### Exercise
Could you please output all of the records exactly?

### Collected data

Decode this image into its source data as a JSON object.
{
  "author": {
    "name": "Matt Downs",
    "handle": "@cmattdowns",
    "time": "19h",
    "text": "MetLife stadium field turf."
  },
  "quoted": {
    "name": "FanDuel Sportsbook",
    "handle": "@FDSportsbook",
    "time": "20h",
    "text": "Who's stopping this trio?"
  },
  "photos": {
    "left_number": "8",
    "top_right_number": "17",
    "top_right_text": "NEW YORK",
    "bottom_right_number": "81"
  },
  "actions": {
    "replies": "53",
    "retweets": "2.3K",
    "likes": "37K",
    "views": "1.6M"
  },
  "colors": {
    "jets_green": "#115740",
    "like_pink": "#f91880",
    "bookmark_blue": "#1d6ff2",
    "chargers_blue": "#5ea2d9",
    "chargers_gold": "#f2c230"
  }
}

### Result of the task
Decode this image into its source data as a JSON object.
{
  "author": {
    "name": "Matt Downs",
    "handle": "@cmattdowns",
    "time": "19h",
    "text": "MetLife stadium field turf."
  },
  "quoted": {
    "name": "FanDuel Sportsbook",
    "handle": "@FDSportsbook",
    "time": "20h",
    "text": "Who's stopping this trio?"
  },
  "photos": {
    "left_number": "8",
    "top_right_number": "17",
    "top_right_text": "NEW YORK",
    "bottom_right_number": "81"
  },
  "actions": {
    "replies": "53",
    "retweets": "2.3K",
    "likes": "37K",
    "views": "1.6M"
  },
  "colors": {
    "jets_green": "#115740",
    "like_pink": "#f91880",
    "bookmark_blue": "#1d6ff2",
    "chargers_blue": "#5ea2d9",
    "chargers_gold": "#f2c230"
  }
}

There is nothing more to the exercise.